Records from a data collection
───
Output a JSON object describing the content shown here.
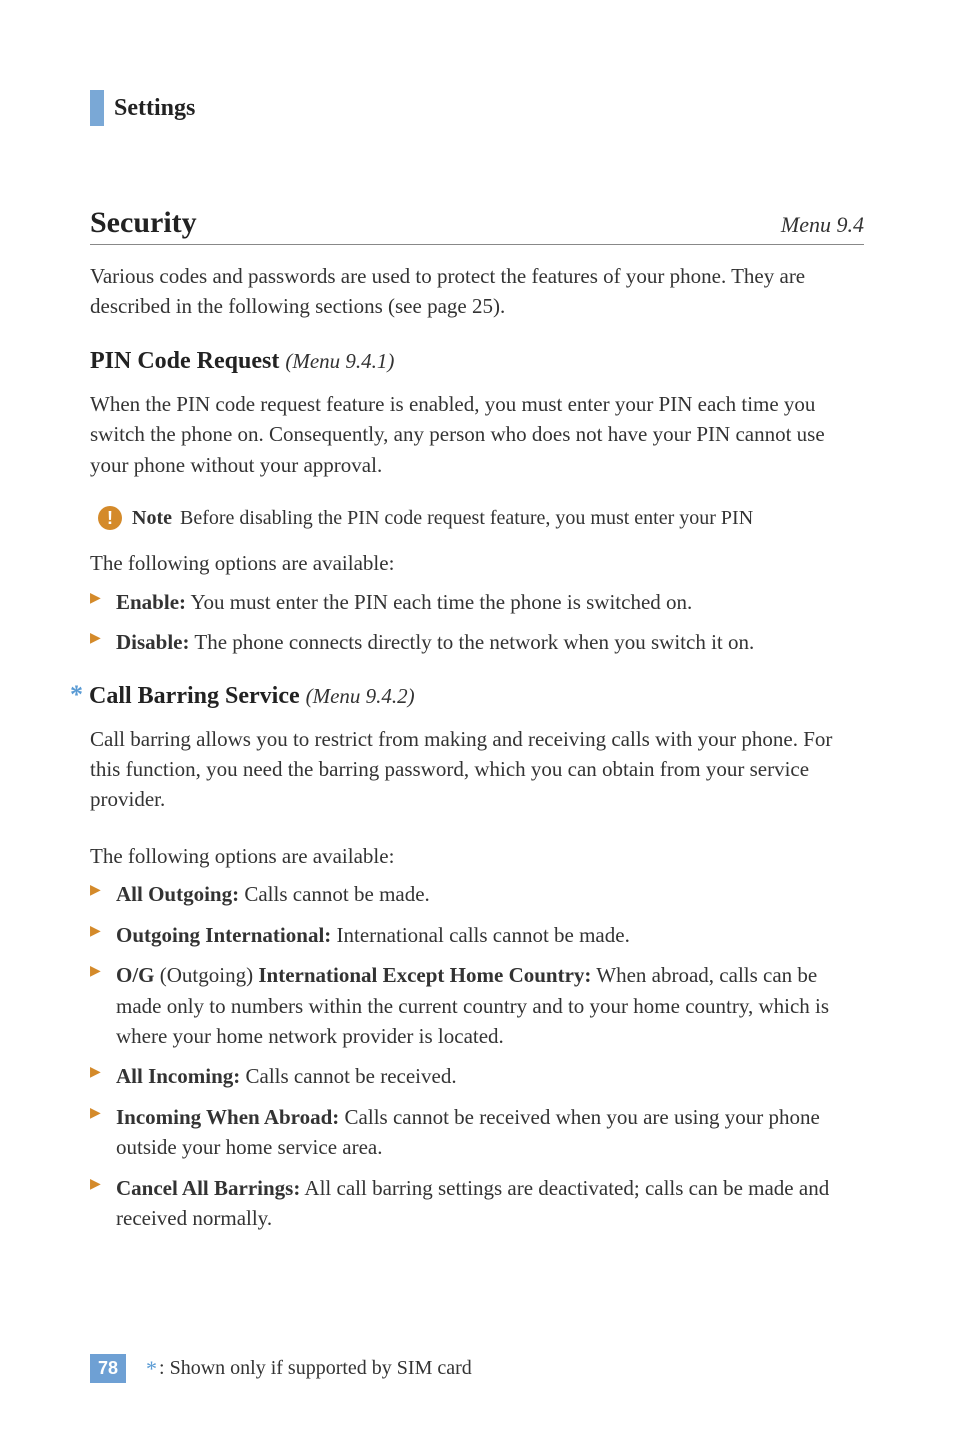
{
  "section": {
    "label": "Settings"
  },
  "title": {
    "main": "Security",
    "menu": "Menu 9.4"
  },
  "intro": "Various codes and passwords are used to protect the features of your phone. They are described in the following sections (see page 25).",
  "pin": {
    "heading": "PIN Code Request",
    "menu": "(Menu 9.4.1)",
    "para": "When the PIN code request feature is enabled, you must enter your PIN each time you switch the phone on. Consequently, any person who does not have your PIN cannot use your phone without your approval.",
    "note_label": "Note",
    "note_text": "Before disabling the PIN code request feature, you must enter your PIN",
    "options_intro": "The following options are available:",
    "options": [
      {
        "label": "Enable:",
        "text": " You must enter the PIN each time the phone is switched on."
      },
      {
        "label": "Disable:",
        "text": " The phone connects directly to the network when you switch it on."
      }
    ]
  },
  "callbar": {
    "star": "*",
    "heading": "Call Barring Service",
    "menu": "(Menu 9.4.2)",
    "para": "Call barring allows you to restrict from making and receiving calls with your phone. For this function, you need the barring password, which you can obtain from your service provider.",
    "options_intro": "The following options are available:",
    "options": [
      {
        "label": "All Outgoing:",
        "text": " Calls cannot be made."
      },
      {
        "label": "Outgoing International:",
        "text": " International calls cannot be made."
      },
      {
        "label": "O/G",
        "mid": " (Outgoing) ",
        "label2": "International Except Home Country:",
        "text": " When abroad, calls can be made only to numbers within the current country and to your home country, which is where your home network provider is located."
      },
      {
        "label": "All Incoming:",
        "text": " Calls cannot be received."
      },
      {
        "label": "Incoming When Abroad:",
        "text": " Calls cannot be received when you are using your phone outside your home service area."
      },
      {
        "label": "Cancel All Barrings:",
        "text": " All call barring settings are deactivated; calls can be made and received normally."
      }
    ]
  },
  "footer": {
    "page": "78",
    "star": "*",
    "note": ": Shown only if supported by SIM card"
  }
}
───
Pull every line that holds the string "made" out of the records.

        "text": " Calls cannot be made."
        "text": " International calls cannot be made."
        "text": " When abroad, calls can be made only to numbers within the current country and to your home country, which is where your home network provider is located."
        "text": " All call barring settings are deactivated; calls can be made and received normally."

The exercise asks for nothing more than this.